Hindsight isn't 20/20 all the time. In fact, I'd venture to say that most of us are inclined to remember favorable memories over less favorable ones. Every generation thinks theirs was better in some form, and that this new more progressive generation is missing out on or overlooking that goodness in some way. For some reason we tend to fawn over the "good old days," embellishing our memories to make us feel some sense of euphoric nostalgia. Maybe that's why we do it, the opiate receptors in our brains start drinking up all that manufactured euphoria and it makes us feel good, or maybe it's a way of escaping dire circumstances in the present. Whatever the reason, we all tend to long for better days.
I read somewhere that most people live in the past or the future, meaning that they are either constantly thinking about what has happened or about what is to come. People rarely spend time focusing on the present, the here-and-now, the only thing that we truly have some semblance of control over. I suppose as humans we have a love/hate relationship with time. Time is mystical in that everything is bound to it. We can't escape it. Everything is born and then it dies. Maybe all the anxiety and nostalgia is a result of our longing to overcome the restrictions time places on us. We long to catch a glimpse of the future, or to go back and erase a mistake, to do something differently. The point is all we really have control over is this very moment, everything else is just a regret, nostalgia or a petty, restricted attempt to plan for the unknown.
I struggle with this sometimes. I'll catch my subconscious hinting things like; Life was easier a few years ago. Was I better back then? Has my talent peaked? And then those thoughts turn to regret; I should have done that differently, it's too late now... And then I turn on the future; Things aren't progressing like I expected... where will I be in a few years? Is what I'm doing ever really going to pay off?
The past is where our nostalgia lives, our embellished memories, but the future is where our fears live. Maybe that's because the past has happened, it wont change, and now that we know what happened we can manipulate it a bit to make ourselves feel good about it. We have some small amount of control over how we choose to remember the past. But the future, well, we just don't know... we can't. In the future anything could happen, and so our fears and anxieties automatically pull us towards the worst-case-scenarios.
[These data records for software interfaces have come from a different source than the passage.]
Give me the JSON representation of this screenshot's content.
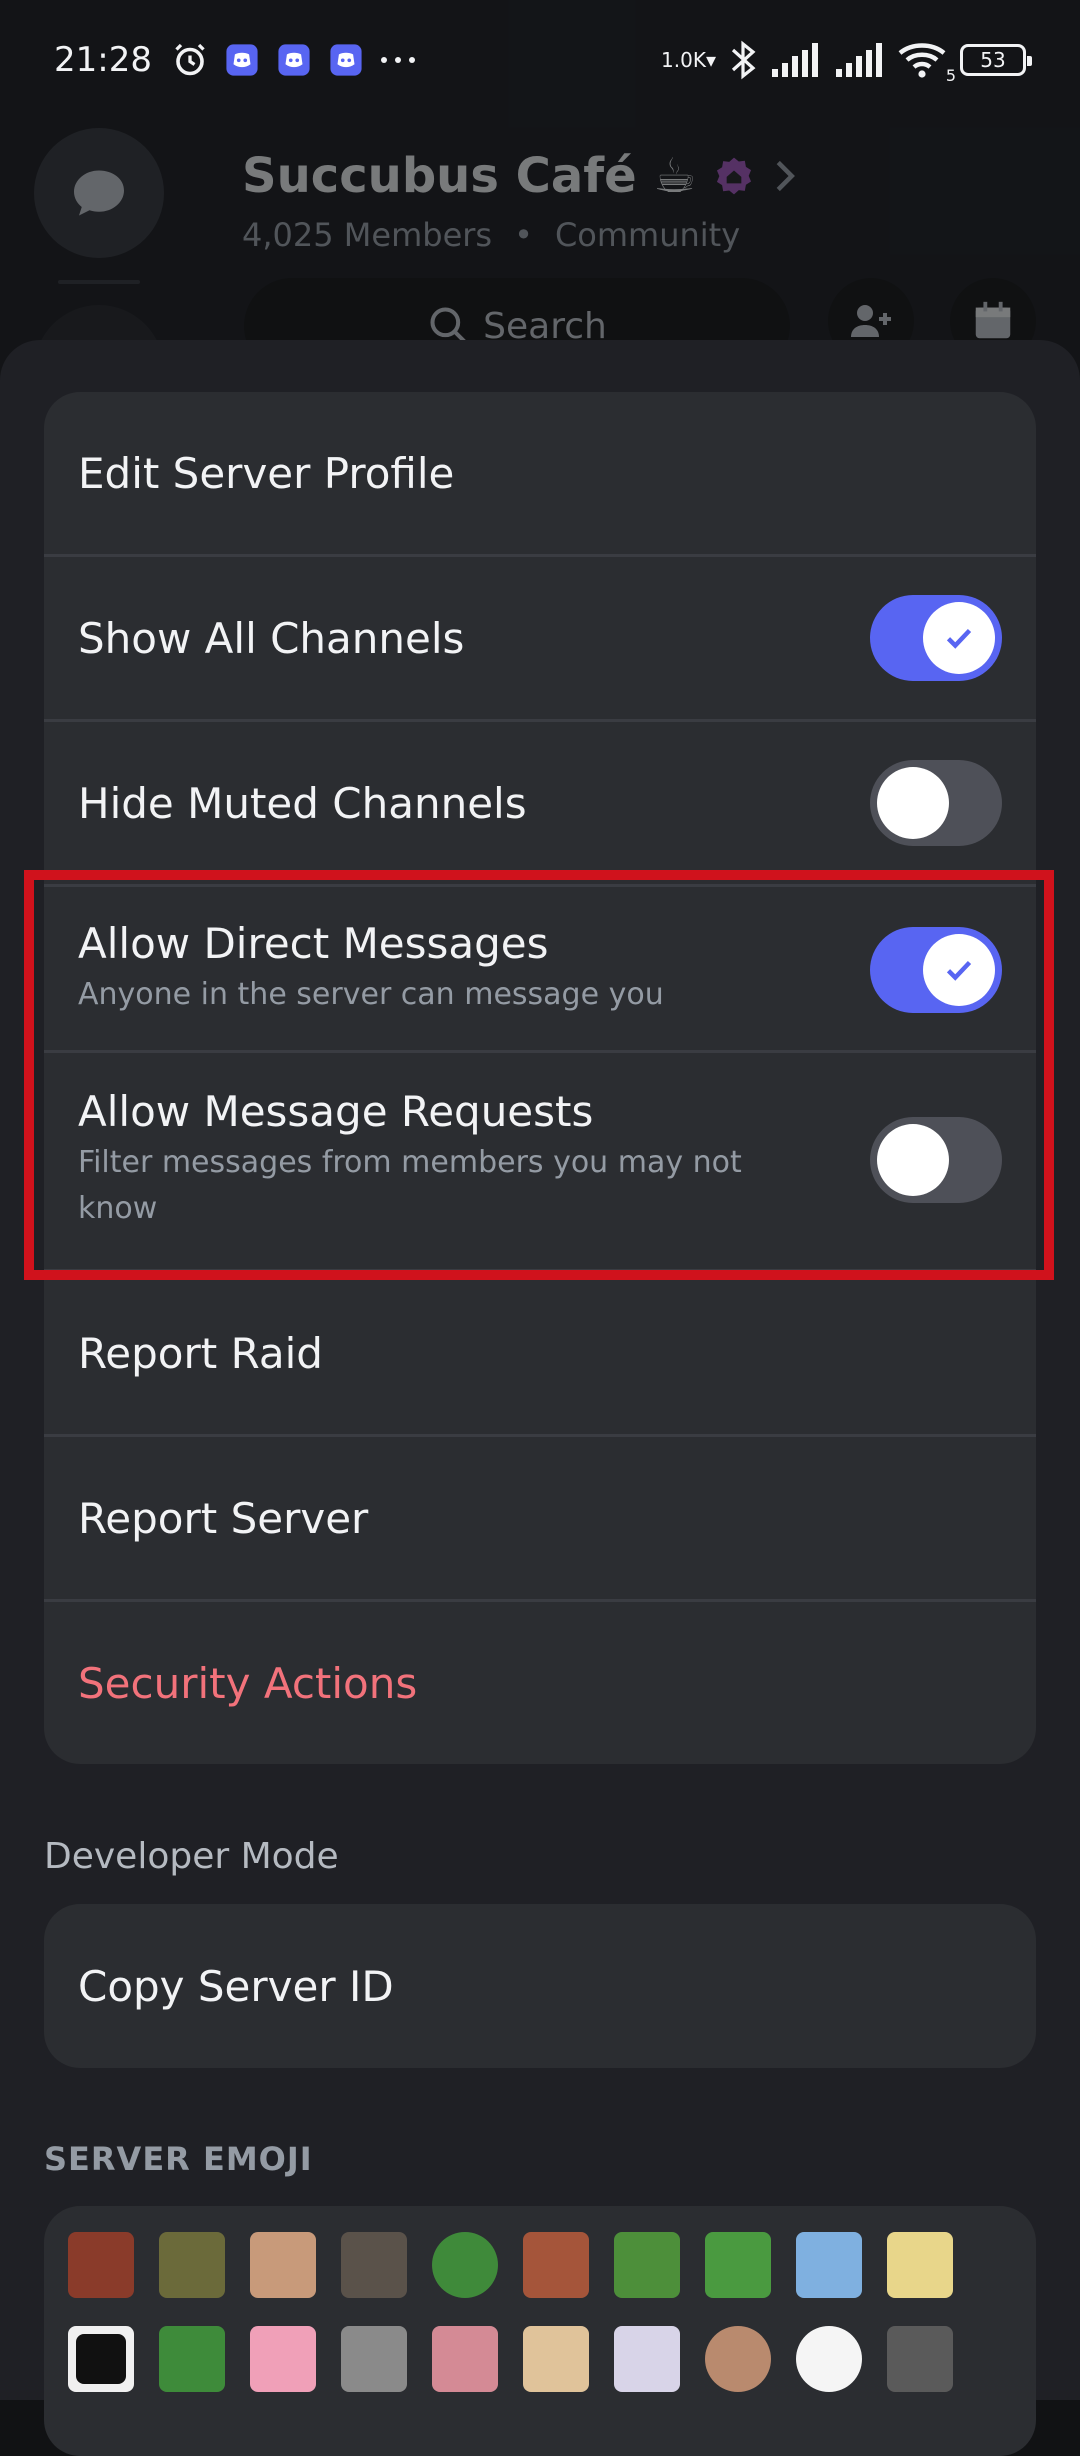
{
  "status_bar": {
    "time": "21:28",
    "net_speed": "1.0K▾",
    "wifi_badge": "5",
    "battery": "53"
  },
  "server": {
    "name": "Succubus Café ☕",
    "members": "4,025 Members",
    "separator": "•",
    "tag": "Community",
    "search_placeholder": "Search"
  },
  "menu": {
    "edit_profile": "Edit Server Profile",
    "show_all_channels": {
      "label": "Show All Channels",
      "enabled": true
    },
    "hide_muted_channels": {
      "label": "Hide Muted Channels",
      "enabled": false
    },
    "allow_dms": {
      "label": "Allow Direct Messages",
      "sub": "Anyone in the server can message you",
      "enabled": true
    },
    "allow_requests": {
      "label": "Allow Message Requests",
      "sub": "Filter messages from members you may not know",
      "enabled": false
    },
    "report_raid": "Report Raid",
    "report_server": "Report Server",
    "security_actions": "Security Actions"
  },
  "developer": {
    "section": "Developer Mode",
    "copy_id": "Copy Server ID"
  },
  "emoji": {
    "section": "SERVER EMOJI",
    "items": [
      "laughing-man-emoji",
      "frog-puppet-emoji",
      "grinning-man-emoji",
      "cat-emoji",
      "pepe-smile-emoji",
      "shocked-man-emoji",
      "pepe-cry-emoji",
      "pepe-happy-emoji",
      "anime-blue-hair-emoji",
      "anime-blonde-emoji",
      "trollface-emoji",
      "pepe-sunglasses-emoji",
      "pink-hair-heart-emoji",
      "long-hair-face-emoji",
      "pink-hair-anime-emoji",
      "catgirl-emoji",
      "white-hair-anime-emoji",
      "bald-head-emoji",
      "troll-grin-emoji",
      "chad-emoji"
    ]
  },
  "colors": {
    "accent": "#5865f2",
    "danger": "#f2727b",
    "highlight_box": "#d0121c",
    "card": "#2b2d31",
    "sheet": "#1f2025"
  }
}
I think people are resistant to new things because they have an embellished memory of the old things. I find this in music a lot. "I like their old stuff better" is probably the line I hear the most when inquiring about a popular bands new album. In some cases the old stuff is better, but in a lot of cases I find that the memories tied to the old stuff are playing a huge role in the listeners rating of the new stuff. For instance, every time The Classic Crime puts out an album we get an influx of the typical "Not what I expected" comments, which is natural I believe, due to the fact that the new songs don't come pre-loaded with memories and nostalgia. They don't have the same emotional weight as the older songs yet. But then people start listening, they start connecting emotionally, they play the album over and over and relate at different times to different songs. They create memories that carry emotional value and suddenly, the new album holds a special place in their heart. And then we put out another album and the process repeats itself. "Not what I expected, I like the old stuff better."
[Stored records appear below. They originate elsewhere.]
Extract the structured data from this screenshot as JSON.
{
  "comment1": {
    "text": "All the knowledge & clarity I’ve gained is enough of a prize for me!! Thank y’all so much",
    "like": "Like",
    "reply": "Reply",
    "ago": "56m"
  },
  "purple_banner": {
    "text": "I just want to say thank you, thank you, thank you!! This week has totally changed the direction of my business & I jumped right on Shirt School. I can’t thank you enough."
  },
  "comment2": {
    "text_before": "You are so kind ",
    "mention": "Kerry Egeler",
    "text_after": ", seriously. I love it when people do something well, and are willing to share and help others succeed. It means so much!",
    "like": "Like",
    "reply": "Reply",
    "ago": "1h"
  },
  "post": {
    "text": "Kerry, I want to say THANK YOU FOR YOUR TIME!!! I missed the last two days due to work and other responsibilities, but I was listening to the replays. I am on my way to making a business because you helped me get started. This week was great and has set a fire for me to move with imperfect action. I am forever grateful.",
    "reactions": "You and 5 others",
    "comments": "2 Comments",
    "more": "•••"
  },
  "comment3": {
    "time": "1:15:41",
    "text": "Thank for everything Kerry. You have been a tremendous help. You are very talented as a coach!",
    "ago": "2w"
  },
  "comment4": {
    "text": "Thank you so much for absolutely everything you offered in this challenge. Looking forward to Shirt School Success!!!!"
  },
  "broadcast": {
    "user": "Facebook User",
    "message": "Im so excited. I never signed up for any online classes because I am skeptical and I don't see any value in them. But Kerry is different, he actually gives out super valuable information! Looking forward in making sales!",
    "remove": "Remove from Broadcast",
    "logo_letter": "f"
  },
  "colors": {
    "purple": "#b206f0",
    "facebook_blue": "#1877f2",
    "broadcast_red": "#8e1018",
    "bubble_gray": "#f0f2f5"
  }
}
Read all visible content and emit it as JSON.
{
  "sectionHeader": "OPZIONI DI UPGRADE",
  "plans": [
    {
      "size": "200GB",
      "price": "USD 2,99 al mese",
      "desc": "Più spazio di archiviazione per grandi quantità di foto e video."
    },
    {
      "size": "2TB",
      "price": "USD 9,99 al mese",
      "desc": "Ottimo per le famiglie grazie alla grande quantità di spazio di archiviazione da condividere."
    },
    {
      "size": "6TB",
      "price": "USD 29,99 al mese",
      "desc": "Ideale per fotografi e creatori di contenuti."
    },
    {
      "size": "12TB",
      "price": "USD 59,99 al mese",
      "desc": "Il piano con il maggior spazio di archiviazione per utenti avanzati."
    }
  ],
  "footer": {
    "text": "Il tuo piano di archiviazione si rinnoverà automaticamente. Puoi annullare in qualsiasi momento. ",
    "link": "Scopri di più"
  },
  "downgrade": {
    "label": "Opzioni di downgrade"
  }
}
Music has a lot to do with nostalgia and emotional memories, you can have a spiritual experience with it but sometimes it just takes a certain amount of time to gain that ground. I found that out when Jimmy Eat World came out with Futures. I graduated in 2001 and JEW's Bleed American played a huge role in the memories I created in my last year at Lynden High School, so naturally I was excited for the next chapter in my relationship with the bands music. I was not initially as impressed as I'd expected to be, but due to the fact that I trusted the band I listened to Futures more and more. A decade later I can't tell you which record I like better. I love them both for a lot of different reasons. It took time for Futures to build the same emotional value as the first record, and now that so much time has gone by they seem to have equal value. I have made so many memories over time with both records.
In some cases time gains us a better perspective on the tough things. We can look at outcomes to difficult moments and say "It was worth it" or "It wasn't" based on the fact that we are no longer in the midst of that emotional struggle and we can objectively discern it's implications. Nostalgia however, becomes stronger with time, and entire industries are built on it. People want the "Good old days," as we choose remember them, because when the present seems monotonous and bleak we play a montage in our head of all of our favorite memories and somehow it comforts us. What we should be doing is giving the present a chance. We should spend some time in the here-and-now, accepting current circumstances, trends, and music for what they are. We should do what we were doing in that old montage, not worrying about the future or longing for the past, but just living for each moment. This is where the best memories are made.
PS - I honestly just thought "My old blogs are way better..."